> Input data

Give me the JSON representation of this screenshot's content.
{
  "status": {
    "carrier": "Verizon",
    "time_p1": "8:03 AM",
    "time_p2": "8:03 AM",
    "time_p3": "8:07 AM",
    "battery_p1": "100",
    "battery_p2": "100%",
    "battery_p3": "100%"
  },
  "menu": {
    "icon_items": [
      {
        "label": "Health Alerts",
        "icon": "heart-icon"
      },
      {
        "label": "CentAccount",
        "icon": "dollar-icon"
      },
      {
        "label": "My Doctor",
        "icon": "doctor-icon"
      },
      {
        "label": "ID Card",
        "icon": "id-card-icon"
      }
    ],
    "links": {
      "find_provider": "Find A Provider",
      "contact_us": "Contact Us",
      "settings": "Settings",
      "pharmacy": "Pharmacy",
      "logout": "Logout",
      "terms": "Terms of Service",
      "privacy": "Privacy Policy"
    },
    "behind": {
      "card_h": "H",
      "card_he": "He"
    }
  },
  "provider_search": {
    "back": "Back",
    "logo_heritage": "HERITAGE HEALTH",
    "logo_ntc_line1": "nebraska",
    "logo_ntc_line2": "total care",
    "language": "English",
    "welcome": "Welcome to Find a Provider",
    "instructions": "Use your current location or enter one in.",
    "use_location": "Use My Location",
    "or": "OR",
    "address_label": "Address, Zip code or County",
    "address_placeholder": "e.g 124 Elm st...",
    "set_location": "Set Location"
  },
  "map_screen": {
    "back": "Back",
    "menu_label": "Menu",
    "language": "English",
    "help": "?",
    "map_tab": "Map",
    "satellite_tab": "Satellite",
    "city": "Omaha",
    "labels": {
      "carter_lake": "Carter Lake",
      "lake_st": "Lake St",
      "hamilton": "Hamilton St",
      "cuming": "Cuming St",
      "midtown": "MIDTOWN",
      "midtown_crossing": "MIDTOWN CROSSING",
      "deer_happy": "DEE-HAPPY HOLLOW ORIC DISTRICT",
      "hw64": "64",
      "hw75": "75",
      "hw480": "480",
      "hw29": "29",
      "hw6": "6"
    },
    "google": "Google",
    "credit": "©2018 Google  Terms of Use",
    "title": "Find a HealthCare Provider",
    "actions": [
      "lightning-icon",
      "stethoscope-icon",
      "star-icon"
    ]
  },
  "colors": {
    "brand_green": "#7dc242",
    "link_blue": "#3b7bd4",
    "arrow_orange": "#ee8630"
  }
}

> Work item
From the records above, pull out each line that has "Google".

> Result of the task
    "google": "Google",
    "credit": "©2018 Google  Terms of Use",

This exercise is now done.